» Task prompt: Omit all pictures, then retype the data exactly as given.

---- Data listing

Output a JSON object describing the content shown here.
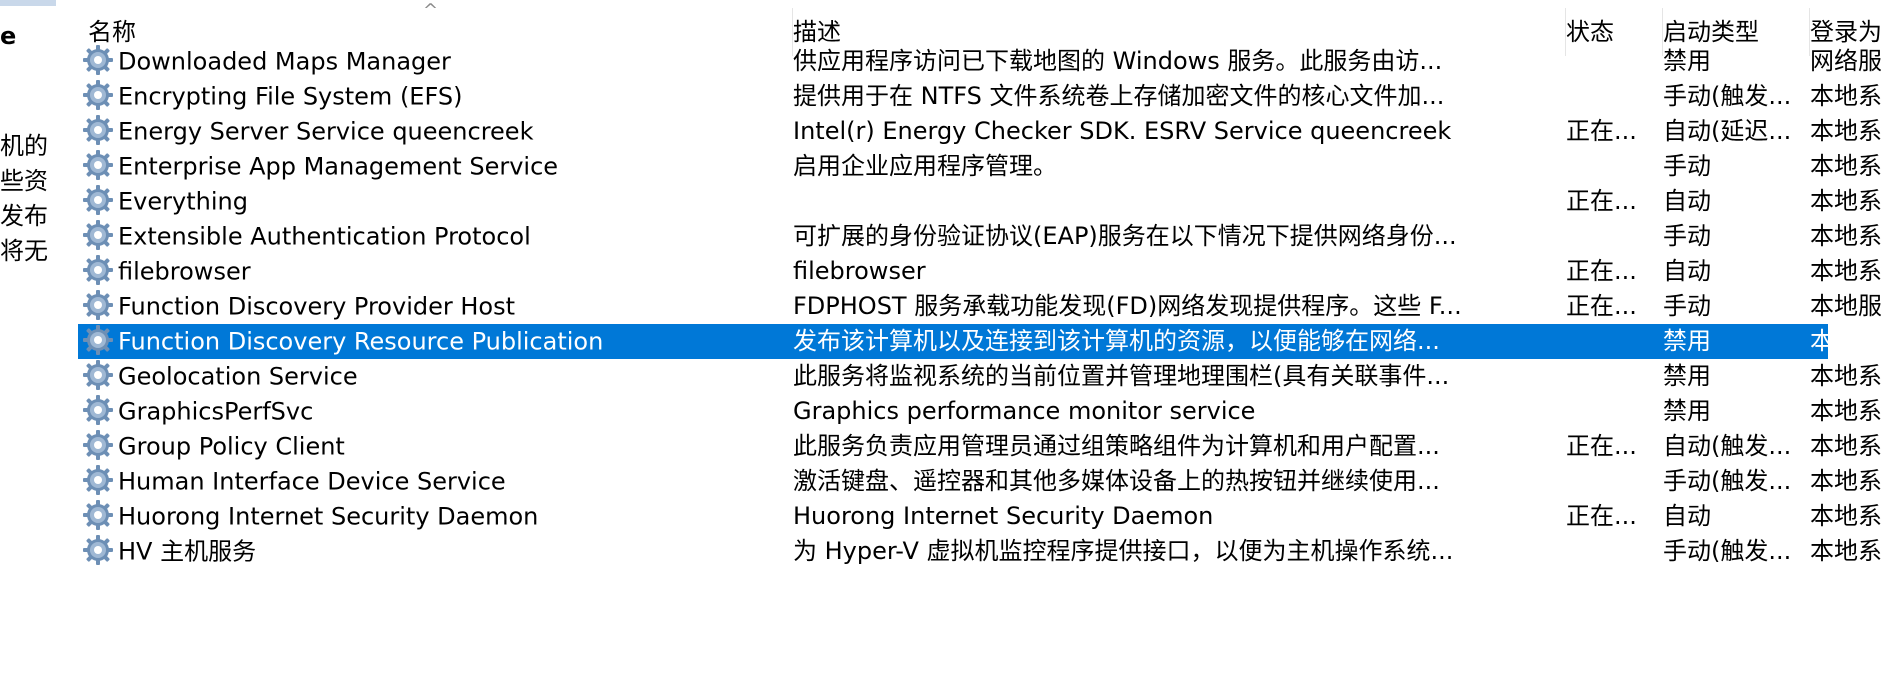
{
  "left_panel": {
    "heading": "e",
    "lines": [
      "机的",
      "些资",
      "发布",
      "将无"
    ]
  },
  "columns": {
    "name": "名称",
    "description": "描述",
    "status": "状态",
    "startup_type": "启动类型",
    "logon_as": "登录为",
    "sort_indicator": "^"
  },
  "rows": [
    {
      "name": "Downloaded Maps Manager",
      "description": "供应用程序访问已下载地图的 Windows 服务。此服务由访...",
      "status": "",
      "startup": "禁用",
      "logon": "网络服务"
    },
    {
      "name": "Encrypting File System (EFS)",
      "description": "提供用于在 NTFS 文件系统卷上存储加密文件的核心文件加...",
      "status": "",
      "startup": "手动(触发...",
      "logon": "本地系统"
    },
    {
      "name": "Energy Server Service queencreek",
      "description": "Intel(r) Energy Checker SDK. ESRV Service queencreek",
      "status": "正在...",
      "startup": "自动(延迟...",
      "logon": "本地系统"
    },
    {
      "name": "Enterprise App Management Service",
      "description": "启用企业应用程序管理。",
      "status": "",
      "startup": "手动",
      "logon": "本地系统"
    },
    {
      "name": "Everything",
      "description": "",
      "status": "正在...",
      "startup": "自动",
      "logon": "本地系统"
    },
    {
      "name": "Extensible Authentication Protocol",
      "description": "可扩展的身份验证协议(EAP)服务在以下情况下提供网络身份...",
      "status": "",
      "startup": "手动",
      "logon": "本地系统"
    },
    {
      "name": "filebrowser",
      "description": "filebrowser",
      "status": "正在...",
      "startup": "自动",
      "logon": "本地系统"
    },
    {
      "name": "Function Discovery Provider Host",
      "description": "FDPHOST 服务承载功能发现(FD)网络发现提供程序。这些 F...",
      "status": "正在...",
      "startup": "手动",
      "logon": "本地服务"
    },
    {
      "name": "Function Discovery Resource Publication",
      "description": "发布该计算机以及连接到该计算机的资源，以便能够在网络...",
      "status": "",
      "startup": "禁用",
      "logon": "本地服务",
      "selected": true
    },
    {
      "name": "Geolocation Service",
      "description": "此服务将监视系统的当前位置并管理地理围栏(具有关联事件...",
      "status": "",
      "startup": "禁用",
      "logon": "本地系统"
    },
    {
      "name": "GraphicsPerfSvc",
      "description": "Graphics performance monitor service",
      "status": "",
      "startup": "禁用",
      "logon": "本地系统"
    },
    {
      "name": "Group Policy Client",
      "description": "此服务负责应用管理员通过组策略组件为计算机和用户配置...",
      "status": "正在...",
      "startup": "自动(触发...",
      "logon": "本地系统"
    },
    {
      "name": "Human Interface Device Service",
      "description": "激活键盘、遥控器和其他多媒体设备上的热按钮并继续使用...",
      "status": "",
      "startup": "手动(触发...",
      "logon": "本地系统"
    },
    {
      "name": "Huorong Internet Security Daemon",
      "description": "Huorong Internet Security Daemon",
      "status": "正在...",
      "startup": "自动",
      "logon": "本地系统"
    },
    {
      "name": "HV 主机服务",
      "description": "为 Hyper-V 虚拟机监控程序提供接口，以便为主机操作系统...",
      "status": "",
      "startup": "手动(触发...",
      "logon": "本地系统"
    }
  ],
  "colors": {
    "selection": "#0078d7",
    "gear": "#5b7fa6"
  },
  "icons": {
    "row_icon": "service-gear-icon"
  }
}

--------

» Written response:
Output a JSON object describing the content shown here.
{
  "left_panel": {
    "heading": "e",
    "lines": [
      "机的",
      "些资",
      "发布",
      "将无"
    ]
  },
  "columns": {
    "name": "名称",
    "description": "描述",
    "status": "状态",
    "startup_type": "启动类型",
    "logon_as": "登录为",
    "sort_indicator": "^"
  },
  "rows": [
    {
      "name": "Downloaded Maps Manager",
      "description": "供应用程序访问已下载地图的 Windows 服务。此服务由访...",
      "status": "",
      "startup": "禁用",
      "logon": "网络服务"
    },
    {
      "name": "Encrypting File System (EFS)",
      "description": "提供用于在 NTFS 文件系统卷上存储加密文件的核心文件加...",
      "status": "",
      "startup": "手动(触发...",
      "logon": "本地系统"
    },
    {
      "name": "Energy Server Service queencreek",
      "description": "Intel(r) Energy Checker SDK. ESRV Service queencreek",
      "status": "正在...",
      "startup": "自动(延迟...",
      "logon": "本地系统"
    },
    {
      "name": "Enterprise App Management Service",
      "description": "启用企业应用程序管理。",
      "status": "",
      "startup": "手动",
      "logon": "本地系统"
    },
    {
      "name": "Everything",
      "description": "",
      "status": "正在...",
      "startup": "自动",
      "logon": "本地系统"
    },
    {
      "name": "Extensible Authentication Protocol",
      "description": "可扩展的身份验证协议(EAP)服务在以下情况下提供网络身份...",
      "status": "",
      "startup": "手动",
      "logon": "本地系统"
    },
    {
      "name": "filebrowser",
      "description": "filebrowser",
      "status": "正在...",
      "startup": "自动",
      "logon": "本地系统"
    },
    {
      "name": "Function Discovery Provider Host",
      "description": "FDPHOST 服务承载功能发现(FD)网络发现提供程序。这些 F...",
      "status": "正在...",
      "startup": "手动",
      "logon": "本地服务"
    },
    {
      "name": "Function Discovery Resource Publication",
      "description": "发布该计算机以及连接到该计算机的资源，以便能够在网络...",
      "status": "",
      "startup": "禁用",
      "logon": "本地服务",
      "selected": true
    },
    {
      "name": "Geolocation Service",
      "description": "此服务将监视系统的当前位置并管理地理围栏(具有关联事件...",
      "status": "",
      "startup": "禁用",
      "logon": "本地系统"
    },
    {
      "name": "GraphicsPerfSvc",
      "description": "Graphics performance monitor service",
      "status": "",
      "startup": "禁用",
      "logon": "本地系统"
    },
    {
      "name": "Group Policy Client",
      "description": "此服务负责应用管理员通过组策略组件为计算机和用户配置...",
      "status": "正在...",
      "startup": "自动(触发...",
      "logon": "本地系统"
    },
    {
      "name": "Human Interface Device Service",
      "description": "激活键盘、遥控器和其他多媒体设备上的热按钮并继续使用...",
      "status": "",
      "startup": "手动(触发...",
      "logon": "本地系统"
    },
    {
      "name": "Huorong Internet Security Daemon",
      "description": "Huorong Internet Security Daemon",
      "status": "正在...",
      "startup": "自动",
      "logon": "本地系统"
    },
    {
      "name": "HV 主机服务",
      "description": "为 Hyper-V 虚拟机监控程序提供接口，以便为主机操作系统...",
      "status": "",
      "startup": "手动(触发...",
      "logon": "本地系统"
    }
  ],
  "colors": {
    "selection": "#0078d7",
    "gear": "#5b7fa6"
  },
  "icons": {
    "row_icon": "service-gear-icon"
  }
}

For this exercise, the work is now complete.